Towards the Precipice presents Spanish, German, British and Soviet posters from the period 1935 to 1942. They represent the voice of Republican opposition to the right-wing Nationalist forces of General Franco in the Spanish Civil War of 1936-39. The Nazi regime used posters to win ordinary Germans over to their world view by showing them, and the world, the promised material advantages of belonging to Hitler’s Germany. The British posters cover the early years of the Second World War and build upon the generally accepted idea that the war was both just and necessary to defend traditional British values. The Soviet posters were designed following Operation Barbarossa, the German invasion of the Soviet Union in 1941. They were later adapted by the British to reinforce the resulting Anglo-Soviet alliance against Hitler.

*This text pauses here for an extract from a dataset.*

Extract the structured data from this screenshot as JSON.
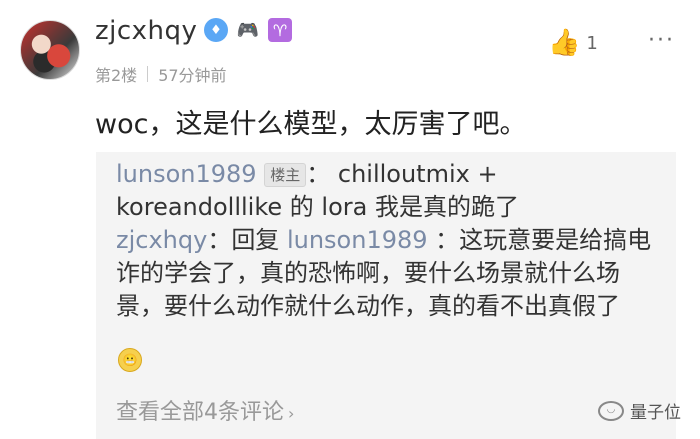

These posters present their views in a way that is both overtly manipulative and stunningly simple when compared to the methods and media that are used to influence public opinion today.

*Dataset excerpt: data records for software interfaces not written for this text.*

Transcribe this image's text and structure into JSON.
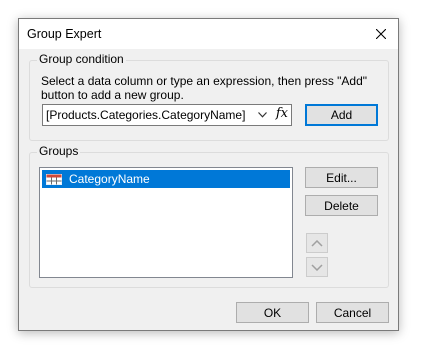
{
  "window": {
    "title": "Group Expert",
    "close_icon": "close-icon"
  },
  "group_condition": {
    "label": "Group condition",
    "description": "Select a data column or type an expression, then press \"Add\" button to add a new group.",
    "expression_value": "[Products.Categories.CategoryName]",
    "expression_button_label": "fx",
    "add_label": "Add"
  },
  "groups": {
    "label": "Groups",
    "items": [
      {
        "label": "CategoryName",
        "icon": "table-icon",
        "selected": true
      }
    ],
    "edit_label": "Edit...",
    "delete_label": "Delete",
    "move_up_icon": "chevron-up-icon",
    "move_down_icon": "chevron-down-icon"
  },
  "footer": {
    "ok_label": "OK",
    "cancel_label": "Cancel"
  },
  "colors": {
    "selection": "#0078d7",
    "dialog_bg": "#f0f0f0",
    "default_button_border": "#0078d7"
  }
}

The exhibition title, Towards the Precipice, is taken from New Zealander Geoffrey Cox’s book Countdown to War: a personal memoir of Europe, 1938-1940.
William Ball Sutch was born in England in 1907 and arrived in New Zealand with his family when eight months old. Both his parents were staunch Methodists, independent minded and widely read in the social fields.
Sutch trained as a teacher and graduated MA and B.Com from Victoria University. A fellowship took him to Columbia University in 1932 where he undertook a Ph.D on the topic of ‘Price fixing in New Zealand’. He returned to New Zealand after travelling widely in North America and Europe, to a country in the depths of the depression. This experience was fundamental to his subsequent thinking on economics and social policy.
Over the next 40 years he held a wide variety of influential government and diplomatic positions, including groundbreaking work with Unicef and other UN agencies. He published widely and maintained an active role in the cultural life of New Zealand, culminating in his appointment to the Chair of the Queen Elizabeth II Arts Council in 1973. Bill Sutch is also remembered for being tried and acquitted under the Official Secrets Act.
Economist Brian Easton describes Sutch’s writing as providing ‘one of the most comprehensive accounts of, and visions for, New Zealand. He was a nation-builder who wanted to see an economically strong and socially fair New Zealand, free from colonial ties, whether political or cultural.’
William Sutch died in 1975.
Towards the Precipice was curated and developed by the National Library of New Zealand